(Interface dataset entries)
------------------------

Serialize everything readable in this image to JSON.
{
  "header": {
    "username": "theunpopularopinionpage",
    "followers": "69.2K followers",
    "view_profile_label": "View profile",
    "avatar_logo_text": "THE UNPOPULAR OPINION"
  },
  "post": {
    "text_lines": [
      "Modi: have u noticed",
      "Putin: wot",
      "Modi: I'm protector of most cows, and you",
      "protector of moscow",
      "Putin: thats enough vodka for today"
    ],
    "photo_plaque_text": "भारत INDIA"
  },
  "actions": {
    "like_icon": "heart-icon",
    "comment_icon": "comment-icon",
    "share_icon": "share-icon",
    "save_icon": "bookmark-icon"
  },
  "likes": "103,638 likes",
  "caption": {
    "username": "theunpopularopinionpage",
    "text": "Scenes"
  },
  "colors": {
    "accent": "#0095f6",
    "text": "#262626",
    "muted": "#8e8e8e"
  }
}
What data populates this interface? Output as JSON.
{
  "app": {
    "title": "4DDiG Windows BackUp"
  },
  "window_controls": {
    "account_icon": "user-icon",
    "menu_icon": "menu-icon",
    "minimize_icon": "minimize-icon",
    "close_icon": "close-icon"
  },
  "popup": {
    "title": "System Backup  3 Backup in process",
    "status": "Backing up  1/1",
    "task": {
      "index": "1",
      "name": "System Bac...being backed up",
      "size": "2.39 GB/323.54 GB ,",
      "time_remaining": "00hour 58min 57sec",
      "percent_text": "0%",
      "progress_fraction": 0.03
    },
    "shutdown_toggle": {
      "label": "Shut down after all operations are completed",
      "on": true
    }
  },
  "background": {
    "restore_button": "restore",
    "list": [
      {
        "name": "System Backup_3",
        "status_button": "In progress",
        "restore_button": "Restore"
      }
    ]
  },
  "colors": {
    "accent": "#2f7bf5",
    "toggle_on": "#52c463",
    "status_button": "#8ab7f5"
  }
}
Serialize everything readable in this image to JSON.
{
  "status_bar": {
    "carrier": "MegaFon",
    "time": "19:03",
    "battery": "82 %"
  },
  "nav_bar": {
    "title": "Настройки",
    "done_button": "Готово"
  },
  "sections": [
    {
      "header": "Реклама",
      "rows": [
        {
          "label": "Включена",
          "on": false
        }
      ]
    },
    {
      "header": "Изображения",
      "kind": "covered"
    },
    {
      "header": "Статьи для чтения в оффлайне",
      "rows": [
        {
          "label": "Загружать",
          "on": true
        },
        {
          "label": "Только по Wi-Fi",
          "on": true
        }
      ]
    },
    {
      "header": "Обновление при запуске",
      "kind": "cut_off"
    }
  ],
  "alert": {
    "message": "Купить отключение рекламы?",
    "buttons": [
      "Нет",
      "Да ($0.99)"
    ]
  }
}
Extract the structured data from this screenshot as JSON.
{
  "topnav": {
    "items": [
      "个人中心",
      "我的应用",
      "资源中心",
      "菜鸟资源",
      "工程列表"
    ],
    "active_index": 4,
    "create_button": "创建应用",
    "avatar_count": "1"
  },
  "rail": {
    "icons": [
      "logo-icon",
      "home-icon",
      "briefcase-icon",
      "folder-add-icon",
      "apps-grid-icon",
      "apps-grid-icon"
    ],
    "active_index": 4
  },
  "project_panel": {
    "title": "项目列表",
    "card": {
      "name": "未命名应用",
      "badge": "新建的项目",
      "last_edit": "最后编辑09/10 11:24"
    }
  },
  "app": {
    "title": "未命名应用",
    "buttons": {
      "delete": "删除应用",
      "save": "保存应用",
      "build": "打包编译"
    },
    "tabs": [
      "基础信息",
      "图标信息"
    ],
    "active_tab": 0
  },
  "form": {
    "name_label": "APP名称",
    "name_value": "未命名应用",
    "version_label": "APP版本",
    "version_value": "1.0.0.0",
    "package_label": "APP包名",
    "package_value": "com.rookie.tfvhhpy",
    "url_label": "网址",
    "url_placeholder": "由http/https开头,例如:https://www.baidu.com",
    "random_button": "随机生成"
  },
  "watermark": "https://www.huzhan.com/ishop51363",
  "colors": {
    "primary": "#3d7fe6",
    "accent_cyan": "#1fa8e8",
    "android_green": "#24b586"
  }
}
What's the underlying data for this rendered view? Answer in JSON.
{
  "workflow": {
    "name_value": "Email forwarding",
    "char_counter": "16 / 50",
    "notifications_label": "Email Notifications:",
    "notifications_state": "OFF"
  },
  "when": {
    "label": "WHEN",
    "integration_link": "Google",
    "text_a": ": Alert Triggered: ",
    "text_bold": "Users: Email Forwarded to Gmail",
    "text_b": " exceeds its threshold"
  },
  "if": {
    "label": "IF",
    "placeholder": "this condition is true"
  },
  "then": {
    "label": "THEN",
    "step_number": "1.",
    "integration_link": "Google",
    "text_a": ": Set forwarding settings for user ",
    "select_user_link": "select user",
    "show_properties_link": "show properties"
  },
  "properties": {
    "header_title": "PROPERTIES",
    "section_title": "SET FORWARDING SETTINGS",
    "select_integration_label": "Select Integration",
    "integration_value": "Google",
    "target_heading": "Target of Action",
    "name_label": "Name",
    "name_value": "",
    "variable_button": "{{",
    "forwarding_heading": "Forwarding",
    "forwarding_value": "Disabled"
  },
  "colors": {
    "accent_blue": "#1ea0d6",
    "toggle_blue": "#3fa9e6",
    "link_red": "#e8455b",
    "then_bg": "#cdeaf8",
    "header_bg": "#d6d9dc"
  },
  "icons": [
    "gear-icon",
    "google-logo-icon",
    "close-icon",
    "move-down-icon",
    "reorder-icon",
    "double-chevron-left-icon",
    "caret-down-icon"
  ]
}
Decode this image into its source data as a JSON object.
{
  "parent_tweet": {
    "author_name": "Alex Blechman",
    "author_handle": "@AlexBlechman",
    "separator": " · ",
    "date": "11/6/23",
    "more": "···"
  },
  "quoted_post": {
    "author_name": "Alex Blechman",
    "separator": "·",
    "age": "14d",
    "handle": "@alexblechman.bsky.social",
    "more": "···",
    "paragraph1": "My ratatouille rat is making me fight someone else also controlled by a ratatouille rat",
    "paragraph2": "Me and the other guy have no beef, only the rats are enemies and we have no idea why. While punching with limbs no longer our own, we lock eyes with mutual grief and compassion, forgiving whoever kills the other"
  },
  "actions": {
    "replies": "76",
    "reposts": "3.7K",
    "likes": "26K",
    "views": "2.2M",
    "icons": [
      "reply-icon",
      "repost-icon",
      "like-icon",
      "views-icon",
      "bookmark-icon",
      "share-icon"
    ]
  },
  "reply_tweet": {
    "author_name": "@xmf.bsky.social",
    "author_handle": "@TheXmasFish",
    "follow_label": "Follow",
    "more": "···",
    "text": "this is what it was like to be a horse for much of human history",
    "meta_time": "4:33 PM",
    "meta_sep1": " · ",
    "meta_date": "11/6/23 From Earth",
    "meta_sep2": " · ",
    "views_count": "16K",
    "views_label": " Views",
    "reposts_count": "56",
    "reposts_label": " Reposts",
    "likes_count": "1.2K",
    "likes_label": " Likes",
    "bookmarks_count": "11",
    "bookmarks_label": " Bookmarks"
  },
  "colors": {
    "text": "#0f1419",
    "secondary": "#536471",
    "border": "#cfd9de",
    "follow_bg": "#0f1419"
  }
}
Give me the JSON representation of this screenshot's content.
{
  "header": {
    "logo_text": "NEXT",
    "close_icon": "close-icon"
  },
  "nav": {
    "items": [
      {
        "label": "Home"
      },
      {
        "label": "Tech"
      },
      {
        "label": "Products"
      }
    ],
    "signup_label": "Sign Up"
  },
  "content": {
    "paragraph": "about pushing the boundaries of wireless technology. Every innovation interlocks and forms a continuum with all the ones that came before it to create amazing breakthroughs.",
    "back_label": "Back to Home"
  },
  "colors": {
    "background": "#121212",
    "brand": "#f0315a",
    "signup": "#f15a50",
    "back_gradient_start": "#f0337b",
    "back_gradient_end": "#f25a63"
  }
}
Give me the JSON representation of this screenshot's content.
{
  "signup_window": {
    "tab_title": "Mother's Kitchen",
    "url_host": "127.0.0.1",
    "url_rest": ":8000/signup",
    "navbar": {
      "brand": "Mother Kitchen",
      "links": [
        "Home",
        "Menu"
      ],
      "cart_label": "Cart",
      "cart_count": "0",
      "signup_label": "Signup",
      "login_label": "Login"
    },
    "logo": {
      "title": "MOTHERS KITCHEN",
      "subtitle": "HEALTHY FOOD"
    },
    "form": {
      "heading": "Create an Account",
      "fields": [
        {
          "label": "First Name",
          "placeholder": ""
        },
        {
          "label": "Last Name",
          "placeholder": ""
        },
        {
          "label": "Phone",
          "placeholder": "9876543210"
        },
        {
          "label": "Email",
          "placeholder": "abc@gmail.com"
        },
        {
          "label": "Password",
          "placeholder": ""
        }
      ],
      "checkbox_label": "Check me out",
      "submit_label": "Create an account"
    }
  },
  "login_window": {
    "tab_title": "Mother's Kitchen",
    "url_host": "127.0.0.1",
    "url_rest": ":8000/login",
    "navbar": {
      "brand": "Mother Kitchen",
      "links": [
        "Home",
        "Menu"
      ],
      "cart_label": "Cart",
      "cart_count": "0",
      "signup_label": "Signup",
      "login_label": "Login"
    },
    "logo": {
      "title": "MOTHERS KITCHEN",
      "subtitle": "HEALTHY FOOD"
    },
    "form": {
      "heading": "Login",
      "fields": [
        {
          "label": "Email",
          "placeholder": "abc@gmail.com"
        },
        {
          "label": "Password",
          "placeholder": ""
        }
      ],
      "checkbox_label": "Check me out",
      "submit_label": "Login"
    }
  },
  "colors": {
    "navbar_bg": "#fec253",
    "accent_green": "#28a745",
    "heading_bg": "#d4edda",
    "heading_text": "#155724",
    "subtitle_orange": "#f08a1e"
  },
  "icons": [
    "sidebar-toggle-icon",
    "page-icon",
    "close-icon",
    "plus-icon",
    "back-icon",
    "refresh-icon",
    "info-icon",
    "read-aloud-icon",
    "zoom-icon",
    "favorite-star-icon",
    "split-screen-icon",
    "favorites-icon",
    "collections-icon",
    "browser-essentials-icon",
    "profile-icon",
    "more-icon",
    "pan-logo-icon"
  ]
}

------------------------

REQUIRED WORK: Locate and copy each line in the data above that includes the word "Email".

TASK OUTPUT:
    "name_value": "Email forwarding",
    "notifications_label": "Email Notifications:",
    "text_bold": "Users: Email Forwarded to Gmail",
          "label": "Email",
          "label": "Email",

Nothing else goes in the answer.